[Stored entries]
+++++
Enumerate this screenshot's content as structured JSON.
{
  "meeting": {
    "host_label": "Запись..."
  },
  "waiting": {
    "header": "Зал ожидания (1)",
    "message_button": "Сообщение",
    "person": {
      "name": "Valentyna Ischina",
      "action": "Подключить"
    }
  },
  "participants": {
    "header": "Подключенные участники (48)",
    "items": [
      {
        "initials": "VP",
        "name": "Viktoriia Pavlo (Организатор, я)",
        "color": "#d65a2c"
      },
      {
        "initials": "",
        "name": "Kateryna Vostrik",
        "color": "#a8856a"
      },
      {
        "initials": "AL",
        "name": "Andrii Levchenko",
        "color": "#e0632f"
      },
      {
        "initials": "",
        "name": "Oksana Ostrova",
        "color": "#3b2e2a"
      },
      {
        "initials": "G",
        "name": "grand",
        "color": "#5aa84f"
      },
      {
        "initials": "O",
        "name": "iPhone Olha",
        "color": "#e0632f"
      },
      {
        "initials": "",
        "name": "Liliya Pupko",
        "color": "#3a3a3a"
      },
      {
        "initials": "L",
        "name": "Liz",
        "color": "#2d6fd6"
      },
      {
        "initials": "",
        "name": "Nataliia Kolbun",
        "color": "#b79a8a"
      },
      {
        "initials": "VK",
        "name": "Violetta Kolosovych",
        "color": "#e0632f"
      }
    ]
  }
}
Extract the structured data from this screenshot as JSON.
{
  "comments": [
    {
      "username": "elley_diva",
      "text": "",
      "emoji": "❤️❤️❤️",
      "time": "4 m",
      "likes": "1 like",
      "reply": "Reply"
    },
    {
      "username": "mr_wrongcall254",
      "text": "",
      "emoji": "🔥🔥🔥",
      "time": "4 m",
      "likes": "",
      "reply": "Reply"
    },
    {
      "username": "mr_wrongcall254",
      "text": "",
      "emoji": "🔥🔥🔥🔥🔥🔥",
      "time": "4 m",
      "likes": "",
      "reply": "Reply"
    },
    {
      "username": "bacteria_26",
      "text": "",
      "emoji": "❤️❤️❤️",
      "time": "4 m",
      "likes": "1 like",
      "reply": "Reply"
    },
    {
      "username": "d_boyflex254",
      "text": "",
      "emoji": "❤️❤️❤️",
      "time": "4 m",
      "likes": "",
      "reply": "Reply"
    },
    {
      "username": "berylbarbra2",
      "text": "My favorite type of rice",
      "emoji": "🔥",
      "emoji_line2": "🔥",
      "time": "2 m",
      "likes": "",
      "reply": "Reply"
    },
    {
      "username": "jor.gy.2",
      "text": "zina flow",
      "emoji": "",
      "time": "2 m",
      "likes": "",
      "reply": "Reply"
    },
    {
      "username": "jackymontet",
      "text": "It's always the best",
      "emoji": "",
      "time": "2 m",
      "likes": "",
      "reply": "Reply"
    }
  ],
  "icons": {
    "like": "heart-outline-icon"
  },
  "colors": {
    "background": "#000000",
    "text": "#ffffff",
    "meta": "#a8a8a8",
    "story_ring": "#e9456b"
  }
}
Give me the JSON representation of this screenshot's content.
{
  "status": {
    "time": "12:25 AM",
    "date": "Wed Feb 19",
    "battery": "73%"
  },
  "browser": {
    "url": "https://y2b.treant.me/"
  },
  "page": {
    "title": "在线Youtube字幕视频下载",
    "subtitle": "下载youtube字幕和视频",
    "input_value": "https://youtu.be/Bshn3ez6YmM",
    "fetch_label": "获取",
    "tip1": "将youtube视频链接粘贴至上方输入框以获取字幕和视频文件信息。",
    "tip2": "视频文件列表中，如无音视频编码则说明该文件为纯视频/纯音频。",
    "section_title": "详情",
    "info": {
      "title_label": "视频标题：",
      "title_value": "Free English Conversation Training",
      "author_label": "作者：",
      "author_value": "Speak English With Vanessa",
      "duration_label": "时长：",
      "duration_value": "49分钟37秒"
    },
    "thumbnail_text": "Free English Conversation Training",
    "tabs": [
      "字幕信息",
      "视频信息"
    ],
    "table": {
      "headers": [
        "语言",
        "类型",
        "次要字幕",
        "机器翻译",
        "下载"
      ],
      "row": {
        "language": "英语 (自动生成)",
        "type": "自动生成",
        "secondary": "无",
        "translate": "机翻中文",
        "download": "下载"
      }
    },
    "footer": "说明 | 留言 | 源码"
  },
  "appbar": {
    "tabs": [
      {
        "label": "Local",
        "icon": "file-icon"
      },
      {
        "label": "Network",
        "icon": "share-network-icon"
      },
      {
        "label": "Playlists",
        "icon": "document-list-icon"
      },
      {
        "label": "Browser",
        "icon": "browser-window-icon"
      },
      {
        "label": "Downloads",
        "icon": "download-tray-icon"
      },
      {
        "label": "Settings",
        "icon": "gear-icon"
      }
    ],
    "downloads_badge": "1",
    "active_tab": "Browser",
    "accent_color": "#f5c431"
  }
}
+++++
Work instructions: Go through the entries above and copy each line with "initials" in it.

Exercise solution:
        "initials": "VP",
        "initials": "",
        "initials": "AL",
        "initials": "",
        "initials": "G",
        "initials": "O",
        "initials": "",
        "initials": "L",
        "initials": "",
        "initials": "VK",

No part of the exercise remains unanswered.